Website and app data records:
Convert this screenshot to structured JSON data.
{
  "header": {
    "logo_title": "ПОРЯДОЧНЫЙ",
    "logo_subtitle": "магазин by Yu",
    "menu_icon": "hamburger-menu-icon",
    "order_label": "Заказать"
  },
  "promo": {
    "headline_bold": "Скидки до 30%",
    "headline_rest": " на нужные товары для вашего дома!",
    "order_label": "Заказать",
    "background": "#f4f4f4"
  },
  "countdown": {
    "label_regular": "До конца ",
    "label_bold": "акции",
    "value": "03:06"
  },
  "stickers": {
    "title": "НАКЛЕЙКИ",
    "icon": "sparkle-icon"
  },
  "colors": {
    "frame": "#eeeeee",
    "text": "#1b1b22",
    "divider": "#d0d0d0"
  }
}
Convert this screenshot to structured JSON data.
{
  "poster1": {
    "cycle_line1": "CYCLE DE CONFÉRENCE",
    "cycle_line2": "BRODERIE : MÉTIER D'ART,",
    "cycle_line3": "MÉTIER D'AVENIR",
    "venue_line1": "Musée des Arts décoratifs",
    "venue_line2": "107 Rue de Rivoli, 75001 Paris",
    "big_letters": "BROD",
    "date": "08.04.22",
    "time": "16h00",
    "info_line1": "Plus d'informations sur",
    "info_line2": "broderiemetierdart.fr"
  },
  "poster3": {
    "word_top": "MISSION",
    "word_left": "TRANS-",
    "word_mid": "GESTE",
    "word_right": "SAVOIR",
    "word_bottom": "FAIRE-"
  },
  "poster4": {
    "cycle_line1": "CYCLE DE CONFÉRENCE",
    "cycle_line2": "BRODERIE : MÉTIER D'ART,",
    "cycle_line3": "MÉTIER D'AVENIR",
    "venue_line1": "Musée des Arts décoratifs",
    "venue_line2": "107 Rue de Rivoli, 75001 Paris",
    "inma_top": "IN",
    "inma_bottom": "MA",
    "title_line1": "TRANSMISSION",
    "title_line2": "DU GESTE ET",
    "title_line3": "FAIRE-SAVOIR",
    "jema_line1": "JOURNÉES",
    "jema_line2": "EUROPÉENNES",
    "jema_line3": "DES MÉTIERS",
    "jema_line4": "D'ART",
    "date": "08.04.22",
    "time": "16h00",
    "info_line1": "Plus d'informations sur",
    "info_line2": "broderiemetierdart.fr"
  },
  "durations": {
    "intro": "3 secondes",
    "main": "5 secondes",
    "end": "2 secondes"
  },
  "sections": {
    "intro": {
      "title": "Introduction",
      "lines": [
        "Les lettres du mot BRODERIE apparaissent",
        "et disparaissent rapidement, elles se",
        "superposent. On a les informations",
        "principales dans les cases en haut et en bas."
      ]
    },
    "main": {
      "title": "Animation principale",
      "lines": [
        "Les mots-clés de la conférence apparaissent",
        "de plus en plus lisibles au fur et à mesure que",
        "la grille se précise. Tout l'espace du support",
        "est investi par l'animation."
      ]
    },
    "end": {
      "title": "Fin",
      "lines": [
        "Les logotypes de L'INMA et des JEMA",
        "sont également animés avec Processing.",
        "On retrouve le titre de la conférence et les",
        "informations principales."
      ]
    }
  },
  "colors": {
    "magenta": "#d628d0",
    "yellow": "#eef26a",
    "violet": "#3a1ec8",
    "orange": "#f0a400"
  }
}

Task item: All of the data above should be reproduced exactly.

Exercise solution:
Convert this screenshot to structured JSON data.
{
  "header": {
    "logo_title": "ПОРЯДОЧНЫЙ",
    "logo_subtitle": "магазин by Yu",
    "menu_icon": "hamburger-menu-icon",
    "order_label": "Заказать"
  },
  "promo": {
    "headline_bold": "Скидки до 30%",
    "headline_rest": " на нужные товары для вашего дома!",
    "order_label": "Заказать",
    "background": "#f4f4f4"
  },
  "countdown": {
    "label_regular": "До конца ",
    "label_bold": "акции",
    "value": "03:06"
  },
  "stickers": {
    "title": "НАКЛЕЙКИ",
    "icon": "sparkle-icon"
  },
  "colors": {
    "frame": "#eeeeee",
    "text": "#1b1b22",
    "divider": "#d0d0d0"
  }
}
Convert this screenshot to structured JSON data.
{
  "poster1": {
    "cycle_line1": "CYCLE DE CONFÉRENCE",
    "cycle_line2": "BRODERIE : MÉTIER D'ART,",
    "cycle_line3": "MÉTIER D'AVENIR",
    "venue_line1": "Musée des Arts décoratifs",
    "venue_line2": "107 Rue de Rivoli, 75001 Paris",
    "big_letters": "BROD",
    "date": "08.04.22",
    "time": "16h00",
    "info_line1": "Plus d'informations sur",
    "info_line2": "broderiemetierdart.fr"
  },
  "poster3": {
    "word_top": "MISSION",
    "word_left": "TRANS-",
    "word_mid": "GESTE",
    "word_right": "SAVOIR",
    "word_bottom": "FAIRE-"
  },
  "poster4": {
    "cycle_line1": "CYCLE DE CONFÉRENCE",
    "cycle_line2": "BRODERIE : MÉTIER D'ART,",
    "cycle_line3": "MÉTIER D'AVENIR",
    "venue_line1": "Musée des Arts décoratifs",
    "venue_line2": "107 Rue de Rivoli, 75001 Paris",
    "inma_top": "IN",
    "inma_bottom": "MA",
    "title_line1": "TRANSMISSION",
    "title_line2": "DU GESTE ET",
    "title_line3": "FAIRE-SAVOIR",
    "jema_line1": "JOURNÉES",
    "jema_line2": "EUROPÉENNES",
    "jema_line3": "DES MÉTIERS",
    "jema_line4": "D'ART",
    "date": "08.04.22",
    "time": "16h00",
    "info_line1": "Plus d'informations sur",
    "info_line2": "broderiemetierdart.fr"
  },
  "durations": {
    "intro": "3 secondes",
    "main": "5 secondes",
    "end": "2 secondes"
  },
  "sections": {
    "intro": {
      "title": "Introduction",
      "lines": [
        "Les lettres du mot BRODERIE apparaissent",
        "et disparaissent rapidement, elles se",
        "superposent. On a les informations",
        "principales dans les cases en haut et en bas."
      ]
    },
    "main": {
      "title": "Animation principale",
      "lines": [
        "Les mots-clés de la conférence apparaissent",
        "de plus en plus lisibles au fur et à mesure que",
        "la grille se précise. Tout l'espace du support",
        "est investi par l'animation."
      ]
    },
    "end": {
      "title": "Fin",
      "lines": [
        "Les logotypes de L'INMA et des JEMA",
        "sont également animés avec Processing.",
        "On retrouve le titre de la conférence et les",
        "informations principales."
      ]
    }
  },
  "colors": {
    "magenta": "#d628d0",
    "yellow": "#eef26a",
    "violet": "#3a1ec8",
    "orange": "#f0a400"
  }
}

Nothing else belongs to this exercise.